Nina Chen, Ph.D., CFLE, human development specialist, Jackson County, University of Missouri Extension
Curiosity drives children to explore, learn and discover new things. According to Dr. Bruce Perry, professor of child psychiatry, Baylor College of Medicine, curiosity is the beginning of a “cycle of learning.” Curiosity not only leads to exploration and discovery, but also mastery of learning as the cycle repeats itself with new curiosities and discoveries.
As children explore, their experiences fuel social, physical, emotional and intellectual development. Children with less curiosity are less likely to participate in social groups and may be harder to teach. The following are some tips for parents to help spark children’s curiosity:
- Provide healthy family lives and routines. Young children need stable homes and calm routines. When children have a sense of security and are comfortable, they are able to explore their worlds and try new things. If parents are busy or distracted, they may be less responsive or available to their children. Children who experience violence, natural disasters, abuse, stress, fear, neglect or family distress may be less curious and are less likely to explore than children who are raised in healthy, stable homes.

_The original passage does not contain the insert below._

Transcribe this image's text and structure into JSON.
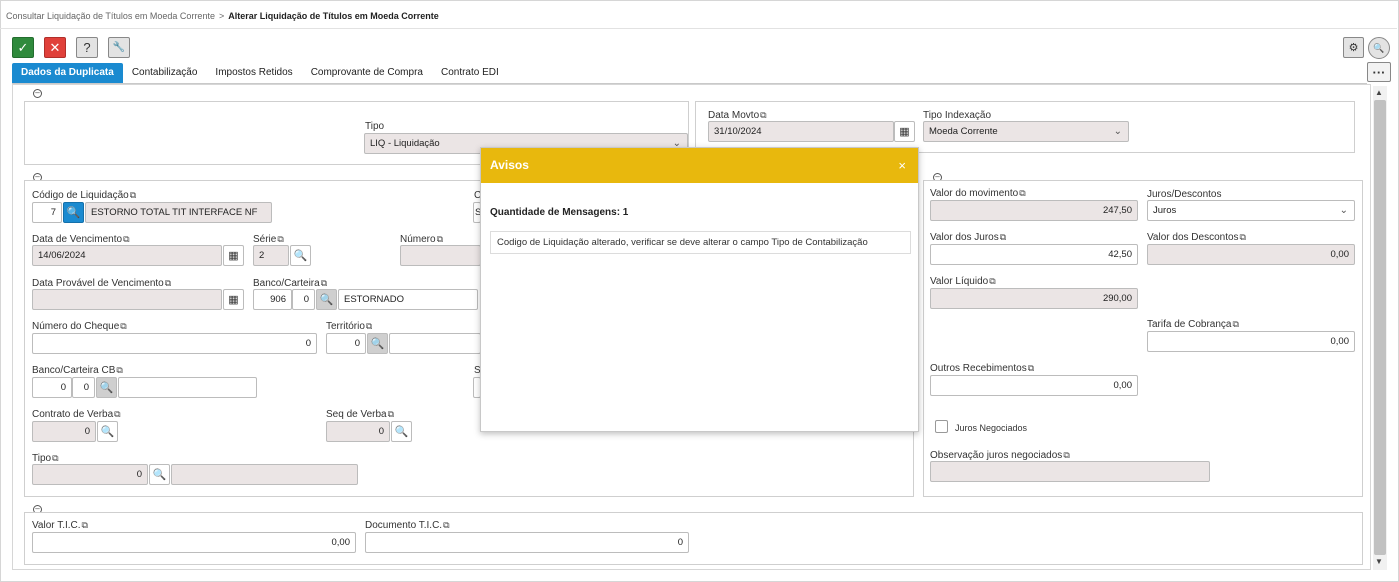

It is important for parents to spend time with children and maintain routines.
- Encourage and support children’s curiosity. A safe and supportive environment intrigues children’s curiosity. Childproof your home and provide a variety of interesting and safe materials to increase exploration. Introduce materials gradually to engage and stimulate children’s curiosity and learning, and avoid overwhelming or overstimulating children. Understand children’s temperaments and styles of curiosity. For instance, some children explore by touching, smelling, climbing and tasting, while others explore with their minds. Pay extra attention, offer assurance and be patient to help children who are reluctant to explore. Encourage children to try again or look for alternatives to explore when things don’t turn out the way they want.
- Explore curiosity together with enthusiasm. Children enjoy sharing the excitement of discovery. This learning experience helps children build confidence and self-esteem for optimal exploration. Get involved in your child’s curiosity and discovery. Be careful how you respond to children’s questions and curiosity. If you don’t know the answer, let children know and help them think about how to find the answers together. Be aware of your child’s interests and listen carefully to provide a learning environment for children’s wondering and creative thinking. Exploring curiosity with your children can be fun as you introduce the world’s wonders.
Perry, B. 2001. Curiosity: The Fuel of Development. http://teacher.scholastic.com/professional/bruceperry/curiosity.htm (accessed November 2, 2009).
Last Updated 03/29/2010